Your instructions: Your task is to return the data below, word for word.

*-*-*

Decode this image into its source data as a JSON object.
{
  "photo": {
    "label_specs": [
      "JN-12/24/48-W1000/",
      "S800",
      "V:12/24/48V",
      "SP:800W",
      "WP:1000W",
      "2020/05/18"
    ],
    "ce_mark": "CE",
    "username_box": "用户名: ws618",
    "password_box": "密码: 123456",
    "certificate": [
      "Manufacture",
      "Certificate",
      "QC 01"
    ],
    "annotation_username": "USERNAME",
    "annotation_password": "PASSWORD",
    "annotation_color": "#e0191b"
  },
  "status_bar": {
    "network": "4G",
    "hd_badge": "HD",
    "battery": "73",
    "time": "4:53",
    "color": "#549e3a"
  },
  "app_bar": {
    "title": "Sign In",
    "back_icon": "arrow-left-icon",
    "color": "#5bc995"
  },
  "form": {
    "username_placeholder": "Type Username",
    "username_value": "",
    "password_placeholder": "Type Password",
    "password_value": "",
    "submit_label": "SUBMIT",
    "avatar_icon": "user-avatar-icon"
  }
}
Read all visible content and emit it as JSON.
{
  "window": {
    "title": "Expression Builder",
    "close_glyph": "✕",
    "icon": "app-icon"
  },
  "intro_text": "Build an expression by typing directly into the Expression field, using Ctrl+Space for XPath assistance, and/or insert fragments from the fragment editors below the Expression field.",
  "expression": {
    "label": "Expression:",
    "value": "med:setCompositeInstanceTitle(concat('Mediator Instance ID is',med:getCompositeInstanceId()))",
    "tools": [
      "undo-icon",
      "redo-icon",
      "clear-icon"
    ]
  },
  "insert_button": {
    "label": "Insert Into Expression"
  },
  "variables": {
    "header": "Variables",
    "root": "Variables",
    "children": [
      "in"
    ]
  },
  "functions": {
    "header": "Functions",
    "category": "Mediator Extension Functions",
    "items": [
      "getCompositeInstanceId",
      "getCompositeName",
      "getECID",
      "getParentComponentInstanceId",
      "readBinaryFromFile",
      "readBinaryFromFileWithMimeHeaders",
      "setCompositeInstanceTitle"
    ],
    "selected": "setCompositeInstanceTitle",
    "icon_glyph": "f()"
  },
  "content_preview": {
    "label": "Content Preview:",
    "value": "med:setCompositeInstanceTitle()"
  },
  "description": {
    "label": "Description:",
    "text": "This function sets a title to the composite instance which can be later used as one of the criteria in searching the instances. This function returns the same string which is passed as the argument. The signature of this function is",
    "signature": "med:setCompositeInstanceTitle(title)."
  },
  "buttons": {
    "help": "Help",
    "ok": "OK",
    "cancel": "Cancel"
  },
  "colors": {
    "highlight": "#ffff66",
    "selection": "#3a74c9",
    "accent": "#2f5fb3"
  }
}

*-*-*

Answer for this exercise:
Decode this image into its source data as a JSON object.
{
  "photo": {
    "label_specs": [
      "JN-12/24/48-W1000/",
      "S800",
      "V:12/24/48V",
      "SP:800W",
      "WP:1000W",
      "2020/05/18"
    ],
    "ce_mark": "CE",
    "username_box": "用户名: ws618",
    "password_box": "密码: 123456",
    "certificate": [
      "Manufacture",
      "Certificate",
      "QC 01"
    ],
    "annotation_username": "USERNAME",
    "annotation_password": "PASSWORD",
    "annotation_color": "#e0191b"
  },
  "status_bar": {
    "network": "4G",
    "hd_badge": "HD",
    "battery": "73",
    "time": "4:53",
    "color": "#549e3a"
  },
  "app_bar": {
    "title": "Sign In",
    "back_icon": "arrow-left-icon",
    "color": "#5bc995"
  },
  "form": {
    "username_placeholder": "Type Username",
    "username_value": "",
    "password_placeholder": "Type Password",
    "password_value": "",
    "submit_label": "SUBMIT",
    "avatar_icon": "user-avatar-icon"
  }
}
Read all visible content and emit it as JSON.
{
  "window": {
    "title": "Expression Builder",
    "close_glyph": "✕",
    "icon": "app-icon"
  },
  "intro_text": "Build an expression by typing directly into the Expression field, using Ctrl+Space for XPath assistance, and/or insert fragments from the fragment editors below the Expression field.",
  "expression": {
    "label": "Expression:",
    "value": "med:setCompositeInstanceTitle(concat('Mediator Instance ID is',med:getCompositeInstanceId()))",
    "tools": [
      "undo-icon",
      "redo-icon",
      "clear-icon"
    ]
  },
  "insert_button": {
    "label": "Insert Into Expression"
  },
  "variables": {
    "header": "Variables",
    "root": "Variables",
    "children": [
      "in"
    ]
  },
  "functions": {
    "header": "Functions",
    "category": "Mediator Extension Functions",
    "items": [
      "getCompositeInstanceId",
      "getCompositeName",
      "getECID",
      "getParentComponentInstanceId",
      "readBinaryFromFile",
      "readBinaryFromFileWithMimeHeaders",
      "setCompositeInstanceTitle"
    ],
    "selected": "setCompositeInstanceTitle",
    "icon_glyph": "f()"
  },
  "content_preview": {
    "label": "Content Preview:",
    "value": "med:setCompositeInstanceTitle()"
  },
  "description": {
    "label": "Description:",
    "text": "This function sets a title to the composite instance which can be later used as one of the criteria in searching the instances. This function returns the same string which is passed as the argument. The signature of this function is",
    "signature": "med:setCompositeInstanceTitle(title)."
  },
  "buttons": {
    "help": "Help",
    "ok": "OK",
    "cancel": "Cancel"
  },
  "colors": {
    "highlight": "#ffff66",
    "selection": "#3a74c9",
    "accent": "#2f5fb3"
  }
}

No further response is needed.